What is Pioneer?
Pioneer was started early this year. According to Founder Gross, the Pioneer programme was created to tackle the uneven distribution of wealth and opportunity around the world; using software and internet scalability to reach high-potential outsiders no matter where they may be.
“I started Pioneer in an attempt to build a community for people who feel the way I do about the world. It’s an attempt to find the most brilliant people in the world, wherever they are, and to identify cheap and scalable interventions that might help them achieve their goals. I want to provide some of the non-intuitive benefits of Silicon Valley to many more people,” says Gross.
Pioneer has been intentionally designed without strict application criteria. People all over the world can submit an idea (across any discipline) and compete in a four-week tournament to rapidly advance their startup/research/project/idea. Pioneers share weekly updates detailing the progress of their projects, allowing the community to upvote the projects that move on to the next round.
“Those at the top of the leaderboard get a final ranking from a panel of mentors—including people like Marc Andreessen (Andreessen-Horowitz), Patrick Collison (Stripe), and Balaji Srinivasan (Coinbase)—and the highest-scoring applicants become Pioneers. The selected cohort of Pioneers receive a grant of US$5,000 (with the option of receiving a US$100,000 investment), an additional US$6,000 in Stellar lumens, as well as a round-trip ticket to San Francisco to connect with one another and relevant mentors. A new tournament starts every four weeks. For the December Tournament, winners will also receive US$100,000 in Google Cloud credits and a cash grant of US$1,000,” he explains the process.
Pioneer’s first tournament attracted applicants from more than 100 countries, ranging from 12 to 87 years old, claims Gross. “We believe the world has thousands — maybe millions — of ambitious people who have the talent and creativity and just need a nudge of support to unlock their potential. Our mission is to scalably identify and nurture the creative outsiders of the world.”
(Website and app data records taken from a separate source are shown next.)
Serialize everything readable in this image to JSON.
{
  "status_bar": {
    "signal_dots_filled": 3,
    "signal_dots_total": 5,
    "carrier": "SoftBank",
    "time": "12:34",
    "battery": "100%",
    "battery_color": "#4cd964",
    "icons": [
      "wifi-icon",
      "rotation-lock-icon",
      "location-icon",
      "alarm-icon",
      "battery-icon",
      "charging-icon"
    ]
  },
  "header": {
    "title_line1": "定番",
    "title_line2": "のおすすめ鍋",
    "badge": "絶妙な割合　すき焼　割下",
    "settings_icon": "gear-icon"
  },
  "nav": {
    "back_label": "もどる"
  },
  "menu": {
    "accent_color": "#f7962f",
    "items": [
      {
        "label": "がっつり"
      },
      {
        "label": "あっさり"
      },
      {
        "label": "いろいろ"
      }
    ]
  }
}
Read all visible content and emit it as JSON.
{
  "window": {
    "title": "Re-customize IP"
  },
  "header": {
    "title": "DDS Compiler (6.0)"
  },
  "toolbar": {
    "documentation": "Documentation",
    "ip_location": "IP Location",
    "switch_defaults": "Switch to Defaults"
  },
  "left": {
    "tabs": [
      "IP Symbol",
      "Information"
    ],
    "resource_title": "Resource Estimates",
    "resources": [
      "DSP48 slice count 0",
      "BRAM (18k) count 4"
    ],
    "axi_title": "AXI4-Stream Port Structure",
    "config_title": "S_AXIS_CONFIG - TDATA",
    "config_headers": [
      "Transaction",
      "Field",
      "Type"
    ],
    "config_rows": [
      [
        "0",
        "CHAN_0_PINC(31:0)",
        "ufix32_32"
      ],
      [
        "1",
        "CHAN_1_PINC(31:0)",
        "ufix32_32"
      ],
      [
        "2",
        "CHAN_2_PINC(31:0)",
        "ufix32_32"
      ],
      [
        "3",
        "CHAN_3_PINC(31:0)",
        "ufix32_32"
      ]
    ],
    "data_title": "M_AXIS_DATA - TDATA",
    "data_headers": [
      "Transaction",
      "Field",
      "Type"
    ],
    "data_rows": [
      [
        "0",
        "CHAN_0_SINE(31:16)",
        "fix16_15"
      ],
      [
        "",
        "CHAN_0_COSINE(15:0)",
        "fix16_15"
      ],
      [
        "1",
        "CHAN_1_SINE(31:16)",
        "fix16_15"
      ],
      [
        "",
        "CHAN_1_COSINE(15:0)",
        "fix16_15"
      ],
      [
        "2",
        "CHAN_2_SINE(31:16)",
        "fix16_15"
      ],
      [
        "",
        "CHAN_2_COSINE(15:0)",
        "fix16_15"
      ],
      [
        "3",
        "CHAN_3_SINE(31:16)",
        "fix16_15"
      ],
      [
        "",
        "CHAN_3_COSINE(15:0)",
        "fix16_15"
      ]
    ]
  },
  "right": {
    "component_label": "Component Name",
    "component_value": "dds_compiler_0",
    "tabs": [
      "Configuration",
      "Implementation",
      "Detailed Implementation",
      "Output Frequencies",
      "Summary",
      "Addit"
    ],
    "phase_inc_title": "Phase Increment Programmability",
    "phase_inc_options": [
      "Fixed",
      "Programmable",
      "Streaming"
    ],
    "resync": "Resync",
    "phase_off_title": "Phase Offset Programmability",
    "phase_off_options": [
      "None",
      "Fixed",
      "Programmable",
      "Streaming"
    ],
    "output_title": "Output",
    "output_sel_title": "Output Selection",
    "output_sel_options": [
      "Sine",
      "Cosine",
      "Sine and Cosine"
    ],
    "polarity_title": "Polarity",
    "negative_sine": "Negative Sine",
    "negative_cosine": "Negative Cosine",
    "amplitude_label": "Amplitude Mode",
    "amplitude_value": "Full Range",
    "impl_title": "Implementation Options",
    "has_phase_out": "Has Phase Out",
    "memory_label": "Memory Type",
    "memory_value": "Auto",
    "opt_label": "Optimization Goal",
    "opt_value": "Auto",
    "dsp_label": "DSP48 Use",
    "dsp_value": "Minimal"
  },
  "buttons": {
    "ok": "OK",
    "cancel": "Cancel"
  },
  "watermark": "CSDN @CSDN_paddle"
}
In Gross’s opinion, traditional institutions like the Ivy League try to solve this problem by relying on a small set of individuals to screen thousands of applications. This doesn’t scale, he claims. And it leaves many geniuses (especially those from non-traditional backgrounds) undiscovered.
“We’re trying something radically different. We’re trying to find these “Lost Einsteins” by building an online game — Fortnite, for productivity. Players are rewarded based on the progress they make on their project. Every month, we fund the best with a cash grant, return-ticket to Silicon Valley, and up to US$100,000 in follow-on investment,” Gross continues.
“The biggest help would be the financial security from the US$5,000 grant,” Urzo says. “My country has been hit by the worst inflation crisis in recent memory and all my bills have skyrocketed as a result. With US$5,000 in the bank I wouldn’t have to worry about going without food on some days and getting my internet cut off.”
“That said, the network of Pioneers has also served as an avenue to meet interesting people. Interacting with others doing ambitious stuff, getting constructive criticism on your projects, occasionally hearing about sudden low-hanging fruits like conferences, all of these have network effects that will only scale as the number of Pioneers grow. And of course, the success of Pioneer will also help us people from low-income countries to have a shot at improving our quality of life significantly and permanently, allowing us to pursue more ambitious projects in service of humanity,” Urzo concludes.